Work request: Print out every record below, exactly as written.

──────── Given data

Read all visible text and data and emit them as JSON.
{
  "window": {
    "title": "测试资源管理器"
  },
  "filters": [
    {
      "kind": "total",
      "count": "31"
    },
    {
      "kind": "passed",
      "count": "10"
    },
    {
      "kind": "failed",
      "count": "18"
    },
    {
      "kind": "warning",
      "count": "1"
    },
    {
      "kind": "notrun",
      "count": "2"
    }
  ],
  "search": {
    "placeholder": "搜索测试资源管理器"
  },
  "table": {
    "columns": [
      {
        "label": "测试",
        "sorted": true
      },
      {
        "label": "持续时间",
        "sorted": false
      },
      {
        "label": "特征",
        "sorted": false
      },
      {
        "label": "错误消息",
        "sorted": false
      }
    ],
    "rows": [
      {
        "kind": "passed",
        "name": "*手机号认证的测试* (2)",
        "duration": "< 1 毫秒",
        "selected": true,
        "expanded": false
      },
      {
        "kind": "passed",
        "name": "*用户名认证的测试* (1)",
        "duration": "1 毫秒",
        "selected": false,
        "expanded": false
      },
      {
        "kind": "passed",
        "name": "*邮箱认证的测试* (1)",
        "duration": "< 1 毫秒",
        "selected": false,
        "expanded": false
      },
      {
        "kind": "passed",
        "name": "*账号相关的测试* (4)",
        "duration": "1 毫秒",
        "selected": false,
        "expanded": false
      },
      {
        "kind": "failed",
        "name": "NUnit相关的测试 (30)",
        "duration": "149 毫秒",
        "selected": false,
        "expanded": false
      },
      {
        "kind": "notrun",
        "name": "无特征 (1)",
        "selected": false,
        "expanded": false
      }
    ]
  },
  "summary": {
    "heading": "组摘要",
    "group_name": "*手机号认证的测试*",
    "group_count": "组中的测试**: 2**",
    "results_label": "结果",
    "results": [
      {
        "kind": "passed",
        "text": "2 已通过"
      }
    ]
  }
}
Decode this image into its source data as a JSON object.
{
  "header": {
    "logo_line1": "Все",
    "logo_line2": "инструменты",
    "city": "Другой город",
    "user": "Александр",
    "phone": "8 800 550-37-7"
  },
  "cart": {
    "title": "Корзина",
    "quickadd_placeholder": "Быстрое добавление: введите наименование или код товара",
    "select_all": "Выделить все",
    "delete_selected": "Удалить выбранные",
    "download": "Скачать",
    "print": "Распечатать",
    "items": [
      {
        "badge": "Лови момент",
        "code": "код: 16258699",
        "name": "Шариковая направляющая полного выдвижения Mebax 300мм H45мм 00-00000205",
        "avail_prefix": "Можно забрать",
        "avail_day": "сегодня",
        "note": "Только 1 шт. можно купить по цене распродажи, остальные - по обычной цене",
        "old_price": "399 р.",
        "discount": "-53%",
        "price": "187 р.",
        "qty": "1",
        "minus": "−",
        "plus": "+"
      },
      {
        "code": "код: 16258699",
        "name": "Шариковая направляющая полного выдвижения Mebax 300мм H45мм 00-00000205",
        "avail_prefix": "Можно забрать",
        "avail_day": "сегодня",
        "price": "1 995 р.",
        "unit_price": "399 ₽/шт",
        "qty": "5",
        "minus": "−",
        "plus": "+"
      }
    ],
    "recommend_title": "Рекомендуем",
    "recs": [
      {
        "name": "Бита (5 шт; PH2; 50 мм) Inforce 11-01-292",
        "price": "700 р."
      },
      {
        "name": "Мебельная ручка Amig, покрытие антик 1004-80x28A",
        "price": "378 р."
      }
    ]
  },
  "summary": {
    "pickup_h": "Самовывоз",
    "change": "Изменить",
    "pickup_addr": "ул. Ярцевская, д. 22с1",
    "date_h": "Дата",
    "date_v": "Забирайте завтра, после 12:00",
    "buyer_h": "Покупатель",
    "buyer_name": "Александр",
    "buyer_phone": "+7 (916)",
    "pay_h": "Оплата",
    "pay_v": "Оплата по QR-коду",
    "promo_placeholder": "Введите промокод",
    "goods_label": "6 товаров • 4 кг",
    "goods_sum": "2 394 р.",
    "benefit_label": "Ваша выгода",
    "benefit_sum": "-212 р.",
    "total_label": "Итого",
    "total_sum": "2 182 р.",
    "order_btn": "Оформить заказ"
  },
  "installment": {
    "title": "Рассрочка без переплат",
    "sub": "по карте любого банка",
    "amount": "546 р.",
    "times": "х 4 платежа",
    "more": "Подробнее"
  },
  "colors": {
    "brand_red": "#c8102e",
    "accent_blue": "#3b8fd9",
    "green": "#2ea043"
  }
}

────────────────

Worked solution:
Read all visible text and data and emit them as JSON.
{
  "window": {
    "title": "测试资源管理器"
  },
  "filters": [
    {
      "kind": "total",
      "count": "31"
    },
    {
      "kind": "passed",
      "count": "10"
    },
    {
      "kind": "failed",
      "count": "18"
    },
    {
      "kind": "warning",
      "count": "1"
    },
    {
      "kind": "notrun",
      "count": "2"
    }
  ],
  "search": {
    "placeholder": "搜索测试资源管理器"
  },
  "table": {
    "columns": [
      {
        "label": "测试",
        "sorted": true
      },
      {
        "label": "持续时间",
        "sorted": false
      },
      {
        "label": "特征",
        "sorted": false
      },
      {
        "label": "错误消息",
        "sorted": false
      }
    ],
    "rows": [
      {
        "kind": "passed",
        "name": "*手机号认证的测试* (2)",
        "duration": "< 1 毫秒",
        "selected": true,
        "expanded": false
      },
      {
        "kind": "passed",
        "name": "*用户名认证的测试* (1)",
        "duration": "1 毫秒",
        "selected": false,
        "expanded": false
      },
      {
        "kind": "passed",
        "name": "*邮箱认证的测试* (1)",
        "duration": "< 1 毫秒",
        "selected": false,
        "expanded": false
      },
      {
        "kind": "passed",
        "name": "*账号相关的测试* (4)",
        "duration": "1 毫秒",
        "selected": false,
        "expanded": false
      },
      {
        "kind": "failed",
        "name": "NUnit相关的测试 (30)",
        "duration": "149 毫秒",
        "selected": false,
        "expanded": false
      },
      {
        "kind": "notrun",
        "name": "无特征 (1)",
        "selected": false,
        "expanded": false
      }
    ]
  },
  "summary": {
    "heading": "组摘要",
    "group_name": "*手机号认证的测试*",
    "group_count": "组中的测试**: 2**",
    "results_label": "结果",
    "results": [
      {
        "kind": "passed",
        "text": "2 已通过"
      }
    ]
  }
}
Decode this image into its source data as a JSON object.
{
  "header": {
    "logo_line1": "Все",
    "logo_line2": "инструменты",
    "city": "Другой город",
    "user": "Александр",
    "phone": "8 800 550-37-7"
  },
  "cart": {
    "title": "Корзина",
    "quickadd_placeholder": "Быстрое добавление: введите наименование или код товара",
    "select_all": "Выделить все",
    "delete_selected": "Удалить выбранные",
    "download": "Скачать",
    "print": "Распечатать",
    "items": [
      {
        "badge": "Лови момент",
        "code": "код: 16258699",
        "name": "Шариковая направляющая полного выдвижения Mebax 300мм H45мм 00-00000205",
        "avail_prefix": "Можно забрать",
        "avail_day": "сегодня",
        "note": "Только 1 шт. можно купить по цене распродажи, остальные - по обычной цене",
        "old_price": "399 р.",
        "discount": "-53%",
        "price": "187 р.",
        "qty": "1",
        "minus": "−",
        "plus": "+"
      },
      {
        "code": "код: 16258699",
        "name": "Шариковая направляющая полного выдвижения Mebax 300мм H45мм 00-00000205",
        "avail_prefix": "Можно забрать",
        "avail_day": "сегодня",
        "price": "1 995 р.",
        "unit_price": "399 ₽/шт",
        "qty": "5",
        "minus": "−",
        "plus": "+"
      }
    ],
    "recommend_title": "Рекомендуем",
    "recs": [
      {
        "name": "Бита (5 шт; PH2; 50 мм) Inforce 11-01-292",
        "price": "700 р."
      },
      {
        "name": "Мебельная ручка Amig, покрытие антик 1004-80x28A",
        "price": "378 р."
      }
    ]
  },
  "summary": {
    "pickup_h": "Самовывоз",
    "change": "Изменить",
    "pickup_addr": "ул. Ярцевская, д. 22с1",
    "date_h": "Дата",
    "date_v": "Забирайте завтра, после 12:00",
    "buyer_h": "Покупатель",
    "buyer_name": "Александр",
    "buyer_phone": "+7 (916)",
    "pay_h": "Оплата",
    "pay_v": "Оплата по QR-коду",
    "promo_placeholder": "Введите промокод",
    "goods_label": "6 товаров • 4 кг",
    "goods_sum": "2 394 р.",
    "benefit_label": "Ваша выгода",
    "benefit_sum": "-212 р.",
    "total_label": "Итого",
    "total_sum": "2 182 р.",
    "order_btn": "Оформить заказ"
  },
  "installment": {
    "title": "Рассрочка без переплат",
    "sub": "по карте любого банка",
    "amount": "546 р.",
    "times": "х 4 платежа",
    "more": "Подробнее"
  },
  "colors": {
    "brand_red": "#c8102e",
    "accent_blue": "#3b8fd9",
    "green": "#2ea043"
  }
}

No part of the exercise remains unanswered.